25 April, 2014


The Blind Spot

In hockey, net traffic and screens can be your best friend or worst enemy. Washington learned that the hard way Saturday in the 3-6 loss to Tampa.

Traffic certainly didn’t account for all of Tampa’s scoring, but it appeared to help on at least a few of the tallies. Capitals’ goaltender Braden Holtby already plays an aggressive style of goaltending which is fairly protective of the crease, but even that fell short of preventing the Bolts from intermittently taking up residence in real estate that ruined the view from the Caps’ net.

The Goaltender’s View: A goaltender’s antidote in the above situation sounds frustratingly far from an exact science.

“You just got to try and fight through it better,” Holtby said the Monday following the game when asked about Tampa’s traffic. “It’s one of those things that you try and work on in practice, try and find sight lines as best you can. … It’s just reading the play better.”

It’s a slightly different matter for another Washington goaltender, Michal Neuvirth, whose style differs from his counterpart’s aggressive play.  He says positioning is huge in traffic situations, which do require him to be more aggressive and play farther out in relation to the crease.

In fact, it was a lesson he had to unlearn while playing overseas during the most recent lockout.  There, with a larger sheet of ice and different style of play, net traffic is not as prominent, and Neuvirth trained himself to play deeper in the crease.  After two or three games, he said he felt comfortable with his adaption but then had to re-adjust when he came back to North America at the end of the lockout.

The Coach’s View: Though Holtby and Neuvirth end up most impeded by traffic situations, the source of the goalie screening problems Saturday likely began much earlier in the play, according to Capitals’ head coach Adam Oates.

“I think, some of the goals, it evolved to that,” Oates said. “I think it came from breakdowns in other areas that let a guy stand in front, where, if we’re doing our job, that guy won’t be there. I think we made mistakes prior to the actual play, and sometimes you make a mistake that you can’t recover from.”

The Defenseman’s View: The Capitals’ John Carlson said clearing that area of the ice isn’t the same as it used to be.

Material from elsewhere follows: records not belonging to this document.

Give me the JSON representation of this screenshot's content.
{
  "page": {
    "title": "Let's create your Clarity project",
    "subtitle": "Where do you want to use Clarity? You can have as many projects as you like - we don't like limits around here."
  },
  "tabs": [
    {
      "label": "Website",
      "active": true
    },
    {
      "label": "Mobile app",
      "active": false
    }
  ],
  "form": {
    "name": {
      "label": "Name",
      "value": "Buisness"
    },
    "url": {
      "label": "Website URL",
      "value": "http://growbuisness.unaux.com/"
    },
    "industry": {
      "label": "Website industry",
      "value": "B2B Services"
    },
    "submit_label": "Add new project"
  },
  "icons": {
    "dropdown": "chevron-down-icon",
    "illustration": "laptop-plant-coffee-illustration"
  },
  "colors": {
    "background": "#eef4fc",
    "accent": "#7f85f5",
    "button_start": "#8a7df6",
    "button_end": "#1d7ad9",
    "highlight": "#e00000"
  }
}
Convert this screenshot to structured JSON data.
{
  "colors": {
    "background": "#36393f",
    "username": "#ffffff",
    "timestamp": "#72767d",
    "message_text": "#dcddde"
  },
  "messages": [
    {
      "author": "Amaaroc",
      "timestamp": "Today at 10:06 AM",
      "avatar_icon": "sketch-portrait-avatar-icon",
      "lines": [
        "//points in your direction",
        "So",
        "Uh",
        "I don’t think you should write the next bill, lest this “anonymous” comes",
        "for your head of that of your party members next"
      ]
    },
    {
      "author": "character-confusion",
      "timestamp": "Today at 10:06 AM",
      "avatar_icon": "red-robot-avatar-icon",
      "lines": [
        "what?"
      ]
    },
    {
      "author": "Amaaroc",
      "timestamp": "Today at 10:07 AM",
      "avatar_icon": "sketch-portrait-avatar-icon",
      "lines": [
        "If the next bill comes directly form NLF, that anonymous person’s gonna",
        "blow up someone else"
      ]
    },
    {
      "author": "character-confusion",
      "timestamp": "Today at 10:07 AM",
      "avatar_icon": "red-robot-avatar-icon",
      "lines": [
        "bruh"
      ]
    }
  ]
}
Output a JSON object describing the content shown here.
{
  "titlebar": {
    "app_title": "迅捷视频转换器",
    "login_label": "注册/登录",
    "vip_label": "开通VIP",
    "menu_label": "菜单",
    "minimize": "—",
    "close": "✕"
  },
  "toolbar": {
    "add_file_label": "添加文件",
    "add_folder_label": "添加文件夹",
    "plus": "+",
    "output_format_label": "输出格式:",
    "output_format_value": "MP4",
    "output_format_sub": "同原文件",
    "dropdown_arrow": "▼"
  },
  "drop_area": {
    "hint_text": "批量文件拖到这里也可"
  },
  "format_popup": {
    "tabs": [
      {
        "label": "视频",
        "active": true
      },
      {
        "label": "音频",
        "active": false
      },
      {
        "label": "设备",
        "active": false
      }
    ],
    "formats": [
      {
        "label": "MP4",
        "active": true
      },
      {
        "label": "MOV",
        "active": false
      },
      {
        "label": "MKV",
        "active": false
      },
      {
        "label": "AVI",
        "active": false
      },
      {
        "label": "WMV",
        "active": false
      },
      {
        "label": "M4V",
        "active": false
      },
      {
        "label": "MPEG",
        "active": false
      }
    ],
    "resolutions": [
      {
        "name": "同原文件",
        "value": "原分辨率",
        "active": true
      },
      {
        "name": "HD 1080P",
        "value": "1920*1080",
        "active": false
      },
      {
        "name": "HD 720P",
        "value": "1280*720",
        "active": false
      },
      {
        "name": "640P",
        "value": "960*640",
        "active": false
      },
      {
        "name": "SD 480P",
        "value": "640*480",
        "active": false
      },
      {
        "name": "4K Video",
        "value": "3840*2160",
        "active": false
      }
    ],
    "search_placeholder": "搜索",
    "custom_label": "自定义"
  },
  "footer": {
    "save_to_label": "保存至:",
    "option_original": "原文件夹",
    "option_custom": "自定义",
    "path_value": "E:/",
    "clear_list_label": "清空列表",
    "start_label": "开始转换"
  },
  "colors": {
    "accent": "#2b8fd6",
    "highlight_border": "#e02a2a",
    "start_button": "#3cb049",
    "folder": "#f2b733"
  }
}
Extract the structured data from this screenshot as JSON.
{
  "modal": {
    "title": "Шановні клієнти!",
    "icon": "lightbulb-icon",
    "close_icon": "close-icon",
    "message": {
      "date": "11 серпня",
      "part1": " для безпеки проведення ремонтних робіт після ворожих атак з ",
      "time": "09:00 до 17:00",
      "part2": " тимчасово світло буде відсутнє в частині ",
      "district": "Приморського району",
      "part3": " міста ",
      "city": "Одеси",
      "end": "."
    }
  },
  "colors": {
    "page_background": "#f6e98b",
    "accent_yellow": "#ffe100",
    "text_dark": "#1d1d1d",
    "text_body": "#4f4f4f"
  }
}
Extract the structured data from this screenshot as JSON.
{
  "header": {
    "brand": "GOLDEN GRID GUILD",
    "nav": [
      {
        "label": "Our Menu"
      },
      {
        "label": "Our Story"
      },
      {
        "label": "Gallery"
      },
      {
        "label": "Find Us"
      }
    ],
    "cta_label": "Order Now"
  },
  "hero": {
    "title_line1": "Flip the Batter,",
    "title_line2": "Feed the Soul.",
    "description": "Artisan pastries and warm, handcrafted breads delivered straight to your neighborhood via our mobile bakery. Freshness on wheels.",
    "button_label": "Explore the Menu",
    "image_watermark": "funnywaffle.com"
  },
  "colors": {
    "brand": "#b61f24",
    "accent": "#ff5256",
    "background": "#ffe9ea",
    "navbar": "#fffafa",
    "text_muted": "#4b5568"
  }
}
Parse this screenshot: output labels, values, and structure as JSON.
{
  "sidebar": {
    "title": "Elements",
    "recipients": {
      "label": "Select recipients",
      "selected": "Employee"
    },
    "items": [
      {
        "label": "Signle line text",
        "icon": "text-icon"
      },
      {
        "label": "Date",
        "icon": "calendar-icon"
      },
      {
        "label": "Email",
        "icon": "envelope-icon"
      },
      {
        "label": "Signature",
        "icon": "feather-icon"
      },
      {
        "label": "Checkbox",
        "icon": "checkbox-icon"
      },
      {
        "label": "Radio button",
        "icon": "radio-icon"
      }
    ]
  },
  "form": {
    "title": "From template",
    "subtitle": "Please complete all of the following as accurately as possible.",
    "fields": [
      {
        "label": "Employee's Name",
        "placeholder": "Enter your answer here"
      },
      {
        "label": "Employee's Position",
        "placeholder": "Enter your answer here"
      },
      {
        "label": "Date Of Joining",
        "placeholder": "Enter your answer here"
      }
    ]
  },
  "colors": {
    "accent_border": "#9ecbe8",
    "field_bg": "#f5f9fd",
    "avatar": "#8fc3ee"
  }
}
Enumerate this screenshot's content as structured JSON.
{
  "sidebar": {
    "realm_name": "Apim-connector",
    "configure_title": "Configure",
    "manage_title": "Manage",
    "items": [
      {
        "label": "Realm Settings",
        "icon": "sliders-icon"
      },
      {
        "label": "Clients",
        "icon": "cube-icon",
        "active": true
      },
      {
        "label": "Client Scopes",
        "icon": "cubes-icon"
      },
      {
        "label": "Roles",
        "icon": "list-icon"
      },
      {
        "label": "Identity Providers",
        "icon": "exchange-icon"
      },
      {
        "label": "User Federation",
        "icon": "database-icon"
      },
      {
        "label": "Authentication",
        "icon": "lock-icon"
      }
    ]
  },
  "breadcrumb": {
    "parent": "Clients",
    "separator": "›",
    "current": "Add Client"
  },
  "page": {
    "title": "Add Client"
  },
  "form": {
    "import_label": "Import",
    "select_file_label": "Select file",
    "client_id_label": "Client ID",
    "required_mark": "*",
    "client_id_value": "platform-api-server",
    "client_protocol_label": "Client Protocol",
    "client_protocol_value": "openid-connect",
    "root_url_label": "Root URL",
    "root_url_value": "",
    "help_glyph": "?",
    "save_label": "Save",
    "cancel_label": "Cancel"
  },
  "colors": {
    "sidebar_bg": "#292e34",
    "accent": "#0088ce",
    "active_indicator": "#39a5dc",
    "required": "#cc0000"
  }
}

“Back in the day—I mean, I was only playing youth hockey, but—you could plough someone out in front of the net. You just can’t do that now,” he said, citing the risk of drawing a penalty. “For us D, the contact can’t really be there, so we gotta try to do our best fronting the pucks and trying to block as many as we can, and at least take away his stick so he’s not tipping the puck.”

He echoed a sentiment similar to Oates’ in that everyone’s assignment plays a part in making sure those high traffic situations don’t take shape. And he sympathized with the goalie’s plight.

“It’s almost impossible for the goalie when there’s so many people in front of the net,” Carlson said.